He was also an excellent opportunist. One Sunday in July 1964 the local children were surprised to see a notice outside exclaiming: "See the 'Rolling Stones' at the new Riverside Theatre -- exclusive to the Ford Palladium". This clever announcement was not entirely accurate, however, and there is no record of the disappointment felt by the youngsters when they discovered that it referred to real stones. A nine-inch water main had burst up Ford Hill and the water gushed down into Saint Levan Road, taking some "rolling" stones with it. The children were soon playing in the water and there was, according to Mr Charters, 'quite a seaside atmosphere'.
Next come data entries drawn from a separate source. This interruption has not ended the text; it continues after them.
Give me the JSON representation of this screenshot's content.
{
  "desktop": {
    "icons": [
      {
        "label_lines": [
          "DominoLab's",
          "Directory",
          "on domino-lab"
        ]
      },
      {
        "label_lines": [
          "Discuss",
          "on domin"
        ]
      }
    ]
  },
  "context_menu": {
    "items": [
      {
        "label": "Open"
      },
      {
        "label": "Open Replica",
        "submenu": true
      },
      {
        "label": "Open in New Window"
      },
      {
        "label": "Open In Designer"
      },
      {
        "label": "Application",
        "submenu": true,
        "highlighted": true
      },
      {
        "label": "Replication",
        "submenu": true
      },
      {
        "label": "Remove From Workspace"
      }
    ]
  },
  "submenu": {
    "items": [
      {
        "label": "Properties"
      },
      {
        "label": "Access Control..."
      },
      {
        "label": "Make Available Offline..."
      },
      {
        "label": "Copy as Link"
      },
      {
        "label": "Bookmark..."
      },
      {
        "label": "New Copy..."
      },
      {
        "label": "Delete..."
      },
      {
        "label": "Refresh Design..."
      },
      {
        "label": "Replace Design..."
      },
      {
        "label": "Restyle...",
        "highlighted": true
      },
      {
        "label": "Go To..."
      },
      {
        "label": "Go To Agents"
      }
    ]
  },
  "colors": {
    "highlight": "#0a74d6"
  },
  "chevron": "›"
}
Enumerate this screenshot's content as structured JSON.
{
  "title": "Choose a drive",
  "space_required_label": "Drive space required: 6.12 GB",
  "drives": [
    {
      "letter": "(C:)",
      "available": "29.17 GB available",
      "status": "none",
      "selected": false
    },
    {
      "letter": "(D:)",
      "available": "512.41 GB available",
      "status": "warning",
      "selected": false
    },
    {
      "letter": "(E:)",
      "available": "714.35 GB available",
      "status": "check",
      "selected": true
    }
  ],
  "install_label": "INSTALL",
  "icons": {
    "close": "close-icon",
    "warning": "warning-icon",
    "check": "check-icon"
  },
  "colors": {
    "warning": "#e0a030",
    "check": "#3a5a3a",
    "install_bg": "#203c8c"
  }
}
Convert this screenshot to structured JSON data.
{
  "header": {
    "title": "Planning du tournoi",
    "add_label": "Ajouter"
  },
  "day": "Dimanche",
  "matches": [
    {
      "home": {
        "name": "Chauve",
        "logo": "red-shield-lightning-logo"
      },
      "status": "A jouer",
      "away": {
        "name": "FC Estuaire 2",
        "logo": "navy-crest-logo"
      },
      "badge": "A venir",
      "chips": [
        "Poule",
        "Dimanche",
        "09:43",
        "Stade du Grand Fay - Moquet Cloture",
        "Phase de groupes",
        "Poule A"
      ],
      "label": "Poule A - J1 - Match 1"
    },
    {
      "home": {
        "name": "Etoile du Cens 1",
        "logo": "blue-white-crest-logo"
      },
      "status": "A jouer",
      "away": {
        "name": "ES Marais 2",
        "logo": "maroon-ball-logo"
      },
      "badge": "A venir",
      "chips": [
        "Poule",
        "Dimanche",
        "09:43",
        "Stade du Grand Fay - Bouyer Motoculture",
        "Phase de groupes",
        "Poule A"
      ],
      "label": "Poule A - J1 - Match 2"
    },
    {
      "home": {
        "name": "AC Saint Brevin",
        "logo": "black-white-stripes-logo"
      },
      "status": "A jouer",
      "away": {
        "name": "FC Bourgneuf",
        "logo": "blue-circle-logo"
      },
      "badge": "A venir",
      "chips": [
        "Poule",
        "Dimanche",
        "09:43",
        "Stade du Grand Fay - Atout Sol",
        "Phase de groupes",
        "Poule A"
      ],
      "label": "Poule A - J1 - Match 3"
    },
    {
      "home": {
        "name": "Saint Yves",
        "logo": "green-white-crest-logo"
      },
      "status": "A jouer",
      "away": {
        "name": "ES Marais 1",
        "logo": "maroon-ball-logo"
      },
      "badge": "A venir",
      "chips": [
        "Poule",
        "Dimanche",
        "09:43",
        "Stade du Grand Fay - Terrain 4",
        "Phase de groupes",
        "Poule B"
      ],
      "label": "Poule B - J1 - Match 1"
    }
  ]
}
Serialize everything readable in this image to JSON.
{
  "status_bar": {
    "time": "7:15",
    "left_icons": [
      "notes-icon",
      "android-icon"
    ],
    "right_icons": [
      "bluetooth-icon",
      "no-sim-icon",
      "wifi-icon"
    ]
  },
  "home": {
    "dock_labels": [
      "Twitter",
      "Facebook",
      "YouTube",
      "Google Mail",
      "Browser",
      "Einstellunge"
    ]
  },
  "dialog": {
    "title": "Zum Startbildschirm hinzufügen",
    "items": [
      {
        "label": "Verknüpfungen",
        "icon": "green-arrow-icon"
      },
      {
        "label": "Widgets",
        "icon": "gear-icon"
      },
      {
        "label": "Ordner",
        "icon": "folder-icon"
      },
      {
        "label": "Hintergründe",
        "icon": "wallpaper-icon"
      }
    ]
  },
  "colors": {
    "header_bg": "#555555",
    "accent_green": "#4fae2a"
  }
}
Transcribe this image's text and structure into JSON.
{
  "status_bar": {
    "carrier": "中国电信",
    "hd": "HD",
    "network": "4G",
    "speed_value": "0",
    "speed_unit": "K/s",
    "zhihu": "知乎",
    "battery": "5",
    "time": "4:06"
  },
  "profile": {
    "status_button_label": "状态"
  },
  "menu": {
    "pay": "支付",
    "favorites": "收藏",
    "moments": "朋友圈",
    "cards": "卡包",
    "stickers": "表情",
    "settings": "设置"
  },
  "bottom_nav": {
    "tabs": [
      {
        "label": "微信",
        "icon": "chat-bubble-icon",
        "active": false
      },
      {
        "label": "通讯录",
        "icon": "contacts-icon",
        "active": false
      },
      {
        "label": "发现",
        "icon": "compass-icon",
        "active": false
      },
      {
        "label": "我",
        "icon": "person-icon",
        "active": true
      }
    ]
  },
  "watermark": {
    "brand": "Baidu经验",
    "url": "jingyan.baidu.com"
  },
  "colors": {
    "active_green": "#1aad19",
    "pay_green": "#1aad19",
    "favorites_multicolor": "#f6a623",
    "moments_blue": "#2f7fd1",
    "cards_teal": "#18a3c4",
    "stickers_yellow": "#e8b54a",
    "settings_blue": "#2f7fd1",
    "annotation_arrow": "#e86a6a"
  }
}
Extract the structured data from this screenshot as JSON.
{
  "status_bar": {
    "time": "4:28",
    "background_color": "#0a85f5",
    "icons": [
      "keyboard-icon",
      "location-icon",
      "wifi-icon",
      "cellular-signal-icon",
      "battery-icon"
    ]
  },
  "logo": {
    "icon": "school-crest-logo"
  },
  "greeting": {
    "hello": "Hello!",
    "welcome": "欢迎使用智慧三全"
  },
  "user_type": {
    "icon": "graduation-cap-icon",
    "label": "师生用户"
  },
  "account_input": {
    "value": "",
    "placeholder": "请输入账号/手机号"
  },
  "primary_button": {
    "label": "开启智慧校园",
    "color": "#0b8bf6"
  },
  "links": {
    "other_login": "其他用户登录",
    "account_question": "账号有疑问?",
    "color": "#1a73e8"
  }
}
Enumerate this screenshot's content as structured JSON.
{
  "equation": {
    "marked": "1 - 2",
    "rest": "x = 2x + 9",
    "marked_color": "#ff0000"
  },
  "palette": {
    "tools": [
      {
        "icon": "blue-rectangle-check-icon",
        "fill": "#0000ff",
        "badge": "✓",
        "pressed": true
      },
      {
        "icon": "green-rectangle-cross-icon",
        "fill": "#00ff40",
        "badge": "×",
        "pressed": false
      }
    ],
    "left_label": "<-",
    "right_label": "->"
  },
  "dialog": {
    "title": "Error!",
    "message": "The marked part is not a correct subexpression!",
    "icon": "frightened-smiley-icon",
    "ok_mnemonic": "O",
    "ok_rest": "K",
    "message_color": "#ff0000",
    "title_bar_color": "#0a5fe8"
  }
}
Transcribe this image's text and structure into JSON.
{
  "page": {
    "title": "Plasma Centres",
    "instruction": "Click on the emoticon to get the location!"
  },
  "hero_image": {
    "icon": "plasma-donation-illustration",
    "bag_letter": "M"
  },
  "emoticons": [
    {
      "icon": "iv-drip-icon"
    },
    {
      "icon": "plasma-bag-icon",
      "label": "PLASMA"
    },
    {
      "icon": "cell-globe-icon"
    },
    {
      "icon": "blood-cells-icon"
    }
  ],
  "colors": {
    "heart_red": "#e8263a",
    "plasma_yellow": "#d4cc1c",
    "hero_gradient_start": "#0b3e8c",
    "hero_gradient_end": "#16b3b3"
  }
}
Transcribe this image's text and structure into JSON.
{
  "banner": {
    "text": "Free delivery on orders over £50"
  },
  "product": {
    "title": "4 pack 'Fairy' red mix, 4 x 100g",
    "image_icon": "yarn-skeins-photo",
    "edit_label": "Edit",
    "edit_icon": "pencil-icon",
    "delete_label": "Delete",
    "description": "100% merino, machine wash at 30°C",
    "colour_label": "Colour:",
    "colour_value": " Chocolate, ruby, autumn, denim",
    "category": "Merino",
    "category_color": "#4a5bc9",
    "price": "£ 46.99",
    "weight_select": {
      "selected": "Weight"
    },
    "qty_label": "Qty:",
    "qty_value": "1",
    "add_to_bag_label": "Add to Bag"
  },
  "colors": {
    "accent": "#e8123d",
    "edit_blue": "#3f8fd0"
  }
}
Unfortunately, Mr Charters was fighting a losing battle in his efforts to encourage the local population into his cinema. Visits to cinemas were declining largely due to the advent of television. Why go out when you could sit in the warmth and comfort of your own home and watch the small screen? The only advantage in going to the pictures was that the films were in Technicolour.
And so it was that on Monday November 15th 1964 the Ford Palladium screened its last film. The cinema was open the following day but as only one person turned up Mr Charters decided that the end had finally come and closed down.Mr Cyril Charters, died on December 29th 1991. He had started his working life in 1931 as an ice cream boy at the old Palladium, Ebrington Street. This he did for only a few weeks as he was soon able to go up into the projection box. His career then took him to the Gaumont Palace and eventually to what became his very own Palladium.
The premises became, and still are, a builders' merchants depot but the frontage remains to remind passers by of its more glorious past. That was until January 20th 1994 when some young arsonists set fire to the premises. As his widow, Eileen, said in a letter to the Evening Herald: 'I am glad Cyril was not here to see the sad end to the dear Ford Palladium, but all those connected in any way have happy memories I am sure'.